(Updated with a brief comment from Sen.-elect Jeff Flake, at the bottom.)

The third member of Congress scheduled to represent Southern Arizona next session is not taking a stand yet on a possible assault-weapons ban.

Late yesterday, I asked U.S. Rep.-elect Ann Kirkpatrick, through her spokeswoman, what her position is on a possible assault-weapons ban or a ban on selling high-capacity magazines. Kirkpatrick, a Democrat from Flagstaff, was in a meeting in Casa Grande Monday night and didn't get back to me till today with this written response:

"We need everything and everyone at the table if we are going to engage in an earnest, productive conversation about taking action. I have always been a strong supporter of the Second Amendment right to responsibly bear arms. But we have to take a hard look at our safety laws and procedures, our mental-health system, and the ways that gun violence is afflicting our society."

This view contrasts with the two returning members of Congress from Southern Arizona, Democrats Ron Barber and Raúl Grijalva. In my story today, both expressed strong support for banning the sale of so-called assault weapons and high-capacity magazines.

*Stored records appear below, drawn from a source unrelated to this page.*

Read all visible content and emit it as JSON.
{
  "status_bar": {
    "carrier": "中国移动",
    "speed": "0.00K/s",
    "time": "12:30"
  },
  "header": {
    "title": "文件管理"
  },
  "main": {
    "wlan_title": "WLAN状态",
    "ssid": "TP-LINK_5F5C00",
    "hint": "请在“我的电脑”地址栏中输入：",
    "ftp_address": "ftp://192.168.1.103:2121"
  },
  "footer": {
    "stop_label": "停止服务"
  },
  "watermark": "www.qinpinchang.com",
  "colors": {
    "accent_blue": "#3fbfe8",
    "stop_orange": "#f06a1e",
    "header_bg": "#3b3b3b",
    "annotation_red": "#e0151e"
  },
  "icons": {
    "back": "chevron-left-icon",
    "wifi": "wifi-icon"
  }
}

Barber, who was severely wounded in the Jan. 8 2011 mass shooting in Tucson, also has a guest opinion on the topic in today's Star.

They also pushed for improvements in the system for identifying and helping the mentally ill, as well as keeping firearms out of their hands.

Although all three are Democrats, they represent significantly different populations. Kirkpatrick's district includes most of rural eastern and northern Arizona, where support for gun-rights is especially strong. Her vast district stretches all the way south to Oro Valley and Marana.

Kirkpatrick painted herself as a daughter of rural Eastern Arizona in her campaign and proudly proclaimed herself a gun owner with an A rating from the NRA.

For his part, Republican U.S. Sen. John McCain's staff issued a statement calling for a national discussion — something Barber and Grijalva said the country needs to move past.

"Senator McCain believes we need a national conversation on all the issues this tragedy has raised, including but not limited to gun laws. He's open to considering proposals and looks forward to engaging in that conversation."

Sen.-elect Jeff Flake, also a Republican, issued this written statement: "In the new year and the new Congress, there will be plenty of opportunities to debate these issues. For now, we need to focus on honoring the victims and providing comfort to their families."